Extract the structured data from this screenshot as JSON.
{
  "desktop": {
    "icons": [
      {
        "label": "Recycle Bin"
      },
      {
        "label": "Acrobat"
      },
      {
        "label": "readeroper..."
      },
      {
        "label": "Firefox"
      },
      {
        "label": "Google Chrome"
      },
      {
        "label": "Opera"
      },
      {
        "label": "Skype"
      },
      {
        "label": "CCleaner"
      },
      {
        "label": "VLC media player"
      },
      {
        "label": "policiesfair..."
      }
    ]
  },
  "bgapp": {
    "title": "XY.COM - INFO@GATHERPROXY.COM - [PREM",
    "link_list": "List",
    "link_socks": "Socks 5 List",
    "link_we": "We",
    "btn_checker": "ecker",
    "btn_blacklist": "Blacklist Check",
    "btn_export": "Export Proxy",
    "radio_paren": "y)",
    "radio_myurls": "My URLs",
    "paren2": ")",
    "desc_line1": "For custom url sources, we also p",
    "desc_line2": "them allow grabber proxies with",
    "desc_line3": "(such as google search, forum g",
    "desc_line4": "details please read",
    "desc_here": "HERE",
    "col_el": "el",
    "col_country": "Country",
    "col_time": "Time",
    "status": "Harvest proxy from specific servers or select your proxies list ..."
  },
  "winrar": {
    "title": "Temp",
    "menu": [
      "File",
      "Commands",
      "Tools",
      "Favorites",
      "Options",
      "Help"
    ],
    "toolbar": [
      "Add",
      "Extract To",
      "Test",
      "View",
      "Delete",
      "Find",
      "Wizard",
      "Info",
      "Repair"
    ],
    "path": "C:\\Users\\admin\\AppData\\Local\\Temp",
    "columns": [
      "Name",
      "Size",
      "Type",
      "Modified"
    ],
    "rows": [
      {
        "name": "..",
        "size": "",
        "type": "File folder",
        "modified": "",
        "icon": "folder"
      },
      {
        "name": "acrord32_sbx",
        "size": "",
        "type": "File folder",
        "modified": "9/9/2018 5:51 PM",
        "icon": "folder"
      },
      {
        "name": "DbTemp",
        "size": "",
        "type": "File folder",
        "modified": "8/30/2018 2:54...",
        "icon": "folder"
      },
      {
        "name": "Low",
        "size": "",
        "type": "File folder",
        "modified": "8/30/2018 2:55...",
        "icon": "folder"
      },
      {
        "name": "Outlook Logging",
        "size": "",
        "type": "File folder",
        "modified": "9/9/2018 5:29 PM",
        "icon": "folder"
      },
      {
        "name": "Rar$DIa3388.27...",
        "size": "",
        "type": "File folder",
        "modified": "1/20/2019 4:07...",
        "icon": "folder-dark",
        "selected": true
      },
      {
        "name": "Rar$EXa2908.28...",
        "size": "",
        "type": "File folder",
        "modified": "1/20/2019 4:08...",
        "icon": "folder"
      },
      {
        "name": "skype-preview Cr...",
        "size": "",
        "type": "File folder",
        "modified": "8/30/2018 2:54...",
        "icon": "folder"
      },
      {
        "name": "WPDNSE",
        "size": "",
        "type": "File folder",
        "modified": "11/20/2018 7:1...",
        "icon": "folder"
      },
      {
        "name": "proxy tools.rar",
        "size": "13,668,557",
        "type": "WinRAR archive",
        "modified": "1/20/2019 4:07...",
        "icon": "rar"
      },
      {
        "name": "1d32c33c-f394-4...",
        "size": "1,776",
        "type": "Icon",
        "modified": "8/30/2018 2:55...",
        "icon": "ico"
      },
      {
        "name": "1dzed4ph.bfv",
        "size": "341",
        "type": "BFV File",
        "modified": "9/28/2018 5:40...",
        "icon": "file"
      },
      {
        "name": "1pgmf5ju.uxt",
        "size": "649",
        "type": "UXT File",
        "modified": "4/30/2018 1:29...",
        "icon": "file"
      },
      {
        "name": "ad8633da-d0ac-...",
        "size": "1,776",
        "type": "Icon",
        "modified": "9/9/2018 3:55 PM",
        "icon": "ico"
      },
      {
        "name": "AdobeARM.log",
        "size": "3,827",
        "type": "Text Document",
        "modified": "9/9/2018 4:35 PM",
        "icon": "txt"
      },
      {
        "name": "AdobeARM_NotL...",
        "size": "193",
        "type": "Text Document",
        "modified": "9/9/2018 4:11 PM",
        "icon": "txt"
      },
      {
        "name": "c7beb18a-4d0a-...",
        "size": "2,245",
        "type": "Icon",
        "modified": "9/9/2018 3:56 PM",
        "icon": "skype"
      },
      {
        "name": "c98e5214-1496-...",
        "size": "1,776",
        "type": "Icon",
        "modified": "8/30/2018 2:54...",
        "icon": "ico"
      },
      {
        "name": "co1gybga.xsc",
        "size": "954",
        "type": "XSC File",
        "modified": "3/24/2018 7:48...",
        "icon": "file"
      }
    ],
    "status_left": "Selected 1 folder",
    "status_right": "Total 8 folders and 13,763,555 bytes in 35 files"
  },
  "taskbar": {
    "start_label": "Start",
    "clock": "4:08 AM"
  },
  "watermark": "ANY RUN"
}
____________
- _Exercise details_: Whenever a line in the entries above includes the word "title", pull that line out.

- _Task output_:
    "title": "XY.COM - INFO@GATHERPROXY.COM - [PREM",
    "title": "Temp",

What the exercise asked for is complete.